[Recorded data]
==========
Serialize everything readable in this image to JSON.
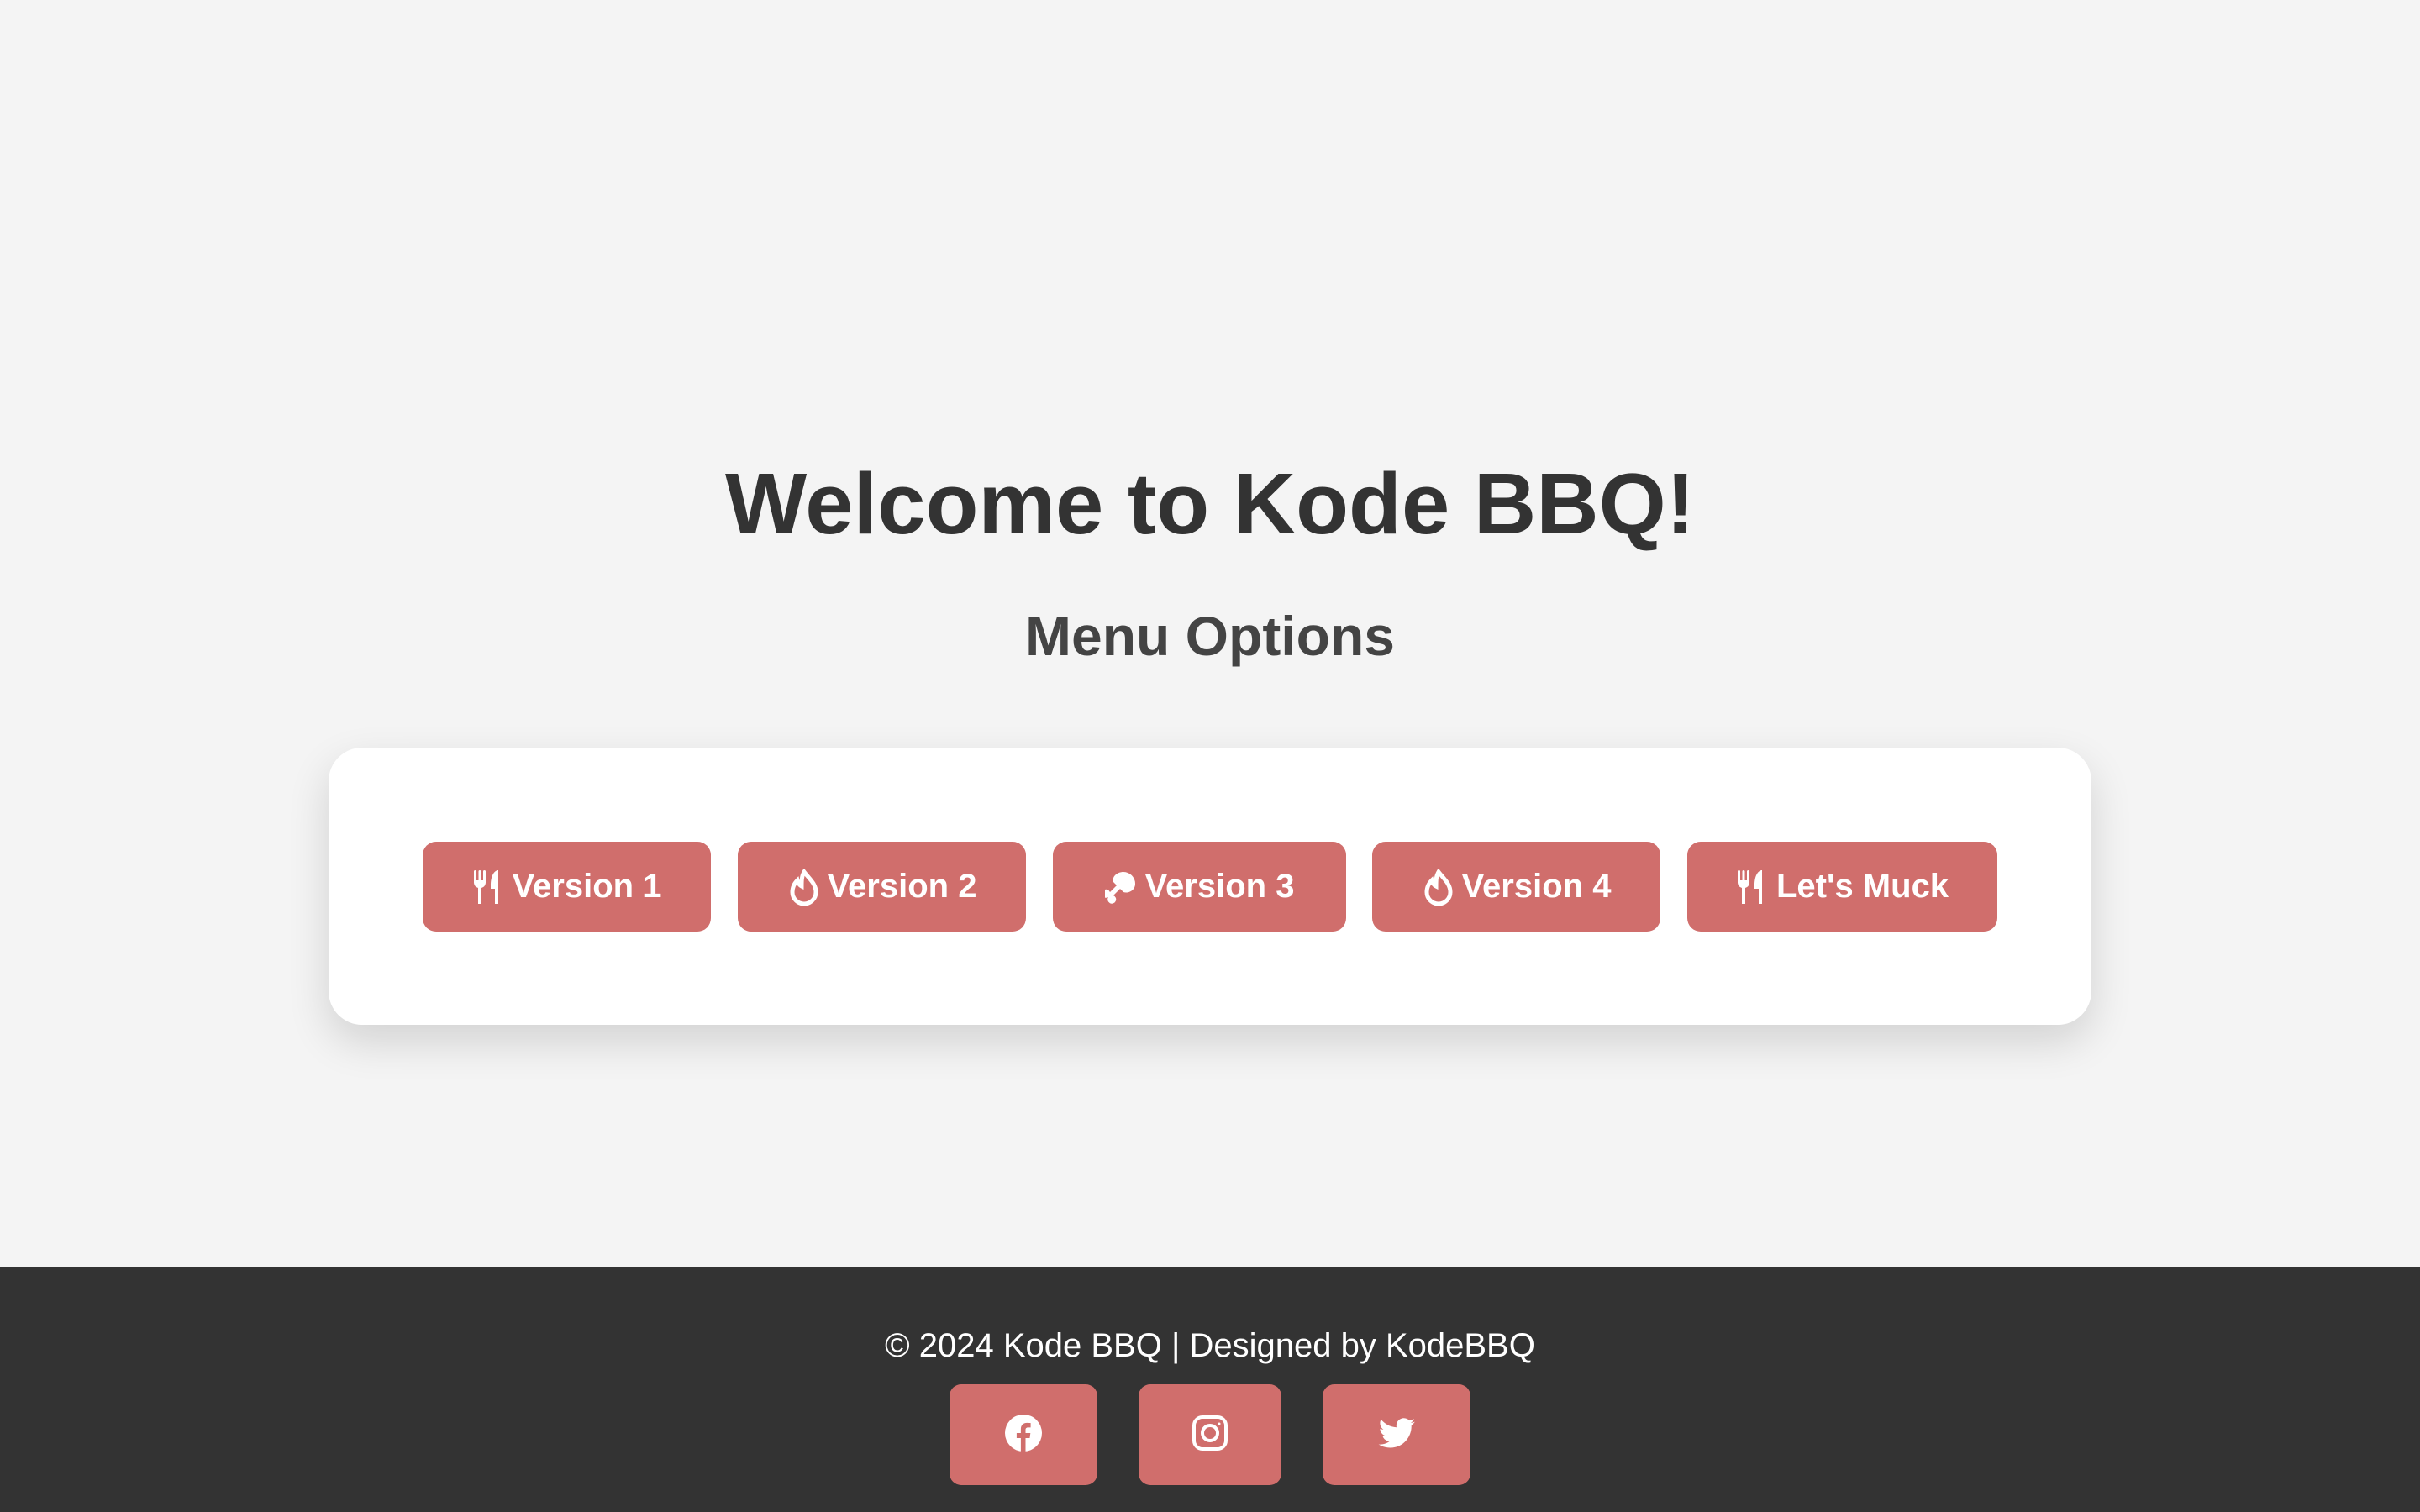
{
  "main": {
    "title": "Welcome to Kode BBQ!",
    "subtitle": "Menu Options"
  },
  "menu": {
    "buttons": [
      {
        "label": "Version 1",
        "icon": "utensils-icon"
      },
      {
        "label": "Version 2",
        "icon": "fire-icon"
      },
      {
        "label": "Version 3",
        "icon": "drumstick-icon"
      },
      {
        "label": "Version 4",
        "icon": "fire-icon"
      },
      {
        "label": "Let's Muck",
        "icon": "utensils-icon"
      }
    ]
  },
  "footer": {
    "copyright": "© 2024 Kode BBQ | Designed by KodeBBQ",
    "social": [
      {
        "icon": "facebook-icon"
      },
      {
        "icon": "instagram-icon"
      },
      {
        "icon": "twitter-icon"
      }
    ]
  },
  "colors": {
    "background": "#f4f4f4",
    "accent": "#d06e6c",
    "footer": "#333333",
    "title": "#333333",
    "card": "#ffffff"
  }
}
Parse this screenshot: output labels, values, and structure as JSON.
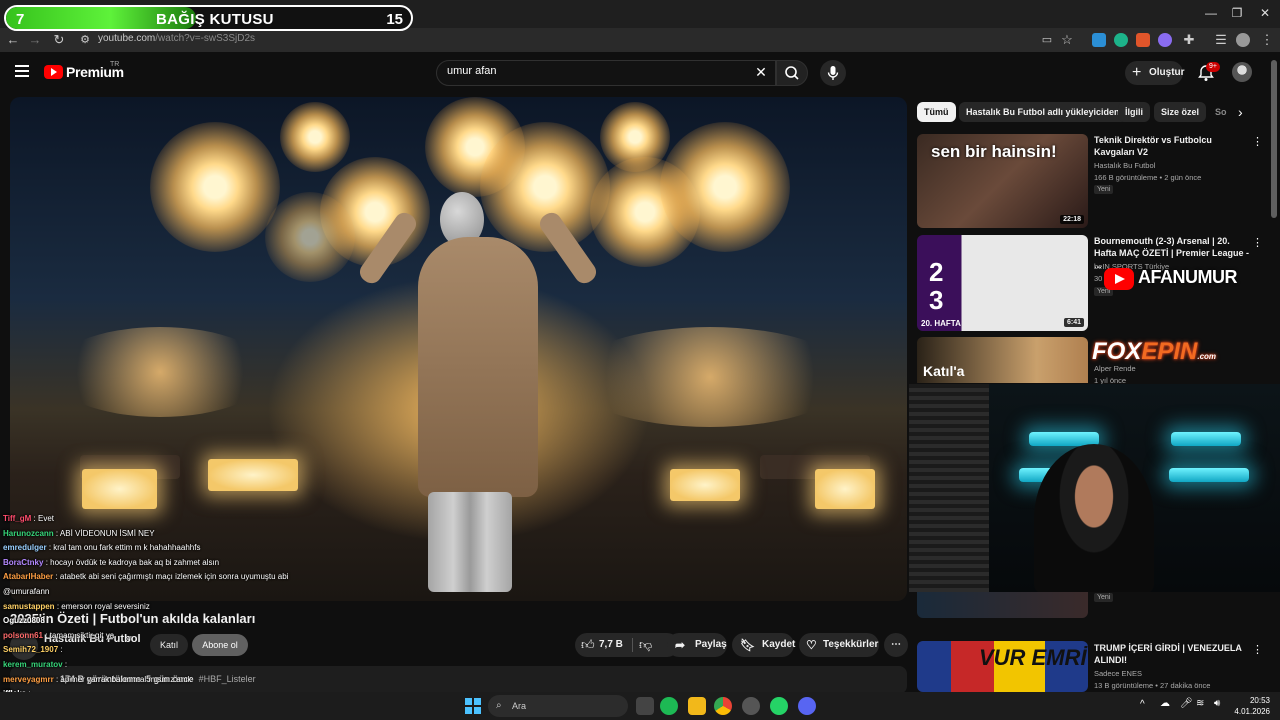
{
  "donation": {
    "count": "7",
    "title": "BAĞIŞ KUTUSU",
    "goal": "15",
    "progress": 0.47
  },
  "browser": {
    "url_host": "youtube.com",
    "url_path": "/watch?v=-swS3SjD2s"
  },
  "header": {
    "brand": "Premium",
    "region": "TR",
    "search_value": "umur afan",
    "create_label": "Oluştur",
    "notification_count": "9+"
  },
  "video": {
    "title": "2025'in Özeti | Futbol'un akılda kalanları",
    "channel": "Hastalık Bu Futbol",
    "join_label": "Katıl",
    "subscribe_label": "Abone ol",
    "likes": "7,7 B",
    "share_label": "Paylaş",
    "save_label": "Kaydet",
    "thanks_label": "Teşekkürler",
    "views": "174 B görüntüleme",
    "posted": "5 gün önce",
    "hashtag": "#HBF_Listeler"
  },
  "chips": [
    "Tümü",
    "Hastalık Bu Futbol adlı yükleyiciden",
    "İlgili",
    "Size özel",
    "So"
  ],
  "recommendations": [
    {
      "title": "Teknik Direktör vs Futbolcu Kavgaları V2",
      "channel": "Hastalık Bu Futbol",
      "views": "166 B görüntüleme",
      "age": "2 gün önce",
      "badge": "Yeni",
      "duration": "22:18",
      "thumb_text": "sen bir hainsin!"
    },
    {
      "title": "Bournemouth (2-3) Arsenal | 20. Hafta MAÇ ÖZETİ | Premier League - ...",
      "channel": "beIN SPORTS Türkiye",
      "views": "30",
      "age": "",
      "badge": "Yeni",
      "duration": "6:41",
      "score_home": "2",
      "score_away": "3",
      "week": "20. HAFTA"
    },
    {
      "title": "",
      "channel": "Alper Rende",
      "views": "",
      "age": "1 yıl önce",
      "badge": "",
      "duration": "",
      "thumb_text": "Katıl'a"
    },
    {
      "title": "",
      "channel": "",
      "views": "",
      "age": "",
      "badge": "Yeni",
      "duration": ""
    },
    {
      "title": "TRUMP İÇERİ GİRDİ | VENEZUELA ALINDI!",
      "channel": "Sadece ENES",
      "views": "13 B görüntüleme",
      "age": "27 dakika önce",
      "badge": "",
      "duration": "",
      "thumb_text": "VUR EMRİ"
    }
  ],
  "overlay_logos": {
    "afan": "AFANUMUR",
    "fox_a": "FOX",
    "fox_b": "EPIN",
    "fox_com": ".com"
  },
  "chat": [
    {
      "user": "Tiff_gM",
      "color": "#ff4d6d",
      "text": ": Evet"
    },
    {
      "user": "Harunozcann",
      "color": "#37d67a",
      "text": ": ABİ VİDEONUN İSMİ NEY"
    },
    {
      "user": "emredulger",
      "color": "#9ad0ff",
      "text": ": kral tam onu fark ettim m k hahahhaahhfs"
    },
    {
      "user": "BoraCtnky",
      "color": "#b388ff",
      "text": ": hocayı övdük te kadroya bak aq bi zahmet alsın"
    },
    {
      "user": "AtabarlHaber",
      "color": "#ff9f43",
      "text": ": atabetk abi seni çağırmıştı maçı izlemek için sonra uyumuştu abi"
    },
    {
      "user": "",
      "color": "#ffffff",
      "text": "@umurafann"
    },
    {
      "user": "samustappen",
      "color": "#ffd166",
      "text": ": emerson royal seversiniz"
    },
    {
      "user": "Oguzz0808",
      "color": "#ffffff",
      "text": ""
    },
    {
      "user": "polsonn61",
      "color": "#ff6b6b",
      "text": ": tamam siktir git ya"
    },
    {
      "user": "Semih72_1907",
      "color": "#ffd166",
      "text": ":"
    },
    {
      "user": "kerem_muratov",
      "color": "#37d67a",
      "text": ":"
    },
    {
      "user": "merveyagmrr",
      "color": "#ff9f43",
      "text": ": apimer yarrak balon mal mısınız amk"
    },
    {
      "user": "iffleks",
      "color": "#ffffff",
      "text": ":"
    }
  ],
  "taskbar": {
    "search_placeholder": "Ara",
    "time": "20:53",
    "date": "4.01.2026"
  },
  "colors": {
    "accent": "#ff0000",
    "donation_green": "#4fe02e",
    "webcam_neon": "#3fd6f0"
  }
}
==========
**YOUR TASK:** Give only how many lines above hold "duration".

**RESPONSE BELOW:** 5